“There’s still a lot of work to be done to get us back to where we want to be,” Maj. Gen. Albert Miller, Air Force director of training and readiness for operations, told Federal News Network in March. 

The majority of the pilots needed, 1,100 in fact, are for the fighter pilot corps, Federal News Network reported. Perfect timing, then, for the sequel to a beloved movie that is all about fighter pilots. It also might explain the choice of footage used in the Air Force recruiting ad, which is dominated by its fighter fleet. The ad definitely impressed one fighter pilot.

“Great commercial,” said Trevor Aldridge, a former Air Force F-15C Eagle driver who also flew F-16s with the Air Force Thunderbirds, the branch’s premier aerial demonstration team. Aldridge described the original “Top Gun” as the “single most important pilot recruiting tool in the past 50 years,” and he was excited that the Air Force was working to capitalize on the sequel.

“This is especially important given our current pilot crisis,” he said.

In particular, the ad highlights the fifth-generation F-35 Lightning II and F-22 Raptor stealth fighter jets.

Toward the end of the ad, there is a long shot of the knife-edged F-22 pulling its nose up and then falling down and to the left in what is known as a Herbst maneuver or a J-turn. According to NASA, the J-turn maneuver basically uses “the entire airframe as a speed brake” and can “reduce the turning time of a fighter aircraft by 30 percent.” The F-22 can do that because it has thrust-vectoring capability, where the aircraft can point its engine nozzle in different directions for greater control and maneuverability. Most fighters can’t turn sideways like that, which is “super impressive,” Aldridge said.

Aldridge himself has experienced the wrong end of the F-22’s maneuverability.

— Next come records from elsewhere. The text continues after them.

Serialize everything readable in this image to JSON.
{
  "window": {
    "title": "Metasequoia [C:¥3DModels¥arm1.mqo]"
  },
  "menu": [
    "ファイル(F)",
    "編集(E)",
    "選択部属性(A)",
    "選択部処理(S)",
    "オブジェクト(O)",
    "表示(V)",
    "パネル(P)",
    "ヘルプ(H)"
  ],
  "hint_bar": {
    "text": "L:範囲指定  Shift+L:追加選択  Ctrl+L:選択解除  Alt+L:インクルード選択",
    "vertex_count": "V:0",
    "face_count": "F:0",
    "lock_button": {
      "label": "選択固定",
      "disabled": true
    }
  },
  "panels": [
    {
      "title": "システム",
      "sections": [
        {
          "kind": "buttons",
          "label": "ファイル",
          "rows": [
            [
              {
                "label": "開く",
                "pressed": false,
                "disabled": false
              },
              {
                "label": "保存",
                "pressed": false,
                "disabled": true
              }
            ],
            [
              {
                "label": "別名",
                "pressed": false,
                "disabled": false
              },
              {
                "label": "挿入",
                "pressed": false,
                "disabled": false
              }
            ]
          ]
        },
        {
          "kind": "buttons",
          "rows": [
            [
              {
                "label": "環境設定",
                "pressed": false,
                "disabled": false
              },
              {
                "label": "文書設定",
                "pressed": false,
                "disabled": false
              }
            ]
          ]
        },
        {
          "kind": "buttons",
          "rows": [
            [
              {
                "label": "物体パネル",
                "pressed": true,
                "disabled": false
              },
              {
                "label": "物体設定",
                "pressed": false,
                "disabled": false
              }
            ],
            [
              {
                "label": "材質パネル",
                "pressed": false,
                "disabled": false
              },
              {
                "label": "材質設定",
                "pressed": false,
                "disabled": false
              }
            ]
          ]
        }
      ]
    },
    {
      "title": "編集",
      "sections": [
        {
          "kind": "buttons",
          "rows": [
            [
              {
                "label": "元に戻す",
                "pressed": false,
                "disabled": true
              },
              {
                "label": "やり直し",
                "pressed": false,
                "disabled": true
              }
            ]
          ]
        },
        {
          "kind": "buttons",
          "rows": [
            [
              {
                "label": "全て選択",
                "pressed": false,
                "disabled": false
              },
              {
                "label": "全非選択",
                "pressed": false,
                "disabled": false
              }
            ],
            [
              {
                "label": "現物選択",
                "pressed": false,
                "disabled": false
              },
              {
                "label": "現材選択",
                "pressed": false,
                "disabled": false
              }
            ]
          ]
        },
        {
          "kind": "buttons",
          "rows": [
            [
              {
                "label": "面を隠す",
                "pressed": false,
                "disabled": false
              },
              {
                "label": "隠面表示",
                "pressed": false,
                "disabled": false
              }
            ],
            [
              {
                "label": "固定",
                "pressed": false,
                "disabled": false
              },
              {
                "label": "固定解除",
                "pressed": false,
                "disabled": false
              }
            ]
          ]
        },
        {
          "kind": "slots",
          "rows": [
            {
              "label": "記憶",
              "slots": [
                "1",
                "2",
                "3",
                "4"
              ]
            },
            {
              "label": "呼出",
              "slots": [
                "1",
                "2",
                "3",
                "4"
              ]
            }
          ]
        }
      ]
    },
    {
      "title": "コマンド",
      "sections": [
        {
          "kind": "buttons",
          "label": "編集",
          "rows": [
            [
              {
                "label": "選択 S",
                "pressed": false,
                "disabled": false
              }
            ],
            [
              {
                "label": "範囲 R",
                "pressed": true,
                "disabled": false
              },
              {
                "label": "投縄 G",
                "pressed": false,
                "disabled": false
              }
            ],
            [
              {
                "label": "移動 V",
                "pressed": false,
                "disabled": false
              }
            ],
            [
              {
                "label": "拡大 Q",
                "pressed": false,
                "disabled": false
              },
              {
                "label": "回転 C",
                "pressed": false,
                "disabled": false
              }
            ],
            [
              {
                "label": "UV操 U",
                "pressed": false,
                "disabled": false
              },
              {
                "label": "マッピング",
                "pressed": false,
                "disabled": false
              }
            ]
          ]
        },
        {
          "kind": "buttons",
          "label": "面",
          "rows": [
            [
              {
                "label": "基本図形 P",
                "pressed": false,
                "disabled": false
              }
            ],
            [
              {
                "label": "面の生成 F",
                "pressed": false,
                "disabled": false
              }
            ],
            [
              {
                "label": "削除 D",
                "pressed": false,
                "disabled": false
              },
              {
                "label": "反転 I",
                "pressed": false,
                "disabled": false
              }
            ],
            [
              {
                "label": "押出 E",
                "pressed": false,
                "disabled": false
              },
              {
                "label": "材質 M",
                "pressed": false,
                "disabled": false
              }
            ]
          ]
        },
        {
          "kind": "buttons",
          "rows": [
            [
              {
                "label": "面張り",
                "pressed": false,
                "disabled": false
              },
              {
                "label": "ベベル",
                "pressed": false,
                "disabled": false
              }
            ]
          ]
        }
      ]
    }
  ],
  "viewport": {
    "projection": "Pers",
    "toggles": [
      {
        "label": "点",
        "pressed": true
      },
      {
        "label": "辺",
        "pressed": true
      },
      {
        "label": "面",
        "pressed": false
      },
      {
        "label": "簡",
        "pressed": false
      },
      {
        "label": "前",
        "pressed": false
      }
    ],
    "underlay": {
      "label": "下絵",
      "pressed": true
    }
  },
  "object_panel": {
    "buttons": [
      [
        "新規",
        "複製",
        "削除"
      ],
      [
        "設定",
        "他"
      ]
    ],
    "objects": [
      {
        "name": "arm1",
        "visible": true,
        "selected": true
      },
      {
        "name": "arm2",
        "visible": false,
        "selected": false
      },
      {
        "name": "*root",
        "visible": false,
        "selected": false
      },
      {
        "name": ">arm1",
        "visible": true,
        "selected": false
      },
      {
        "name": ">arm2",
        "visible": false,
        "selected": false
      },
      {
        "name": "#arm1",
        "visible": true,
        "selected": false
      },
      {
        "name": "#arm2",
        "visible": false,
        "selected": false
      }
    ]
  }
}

“It really sucks to fight in a normal fighter against it. Feels like cheating,” he said. “The Raptor is a beast of an airplane!”

You know which aircraft doesn’t have thrust vectoring? The F/A-18E/F Super Hornet, a fighter jet flown by the Navy and which features prominently in “Top Gun: Maverick.” The F-35 variants flown by the Air Force, Navy, and Marine Corps also do not have thrust vectoring, which may be on its way out in the U.S. military overall. In 2021, the service announced it would retire the F-22 around 2030, depending on how soon the Air Force can adopt its Next Generation Air Dominance fighter — a developing project which could cost hundreds of millions of dollars per tail and redefine the concept of fighter aircraft.

Who knows? Maybe some of the younger “Top Gun” fans sitting in theater seats later this month could find themselves in the cockpit of a hyper-advanced next-gen fighter in a few years — assuming all the kinks get worked out, this time. That would certainly make the Air Force, and the rest of the military, very happy.

The latest on Task & Purpose

Want to write for Task & Purpose? Click here. Or check out the latest stories on our homepage.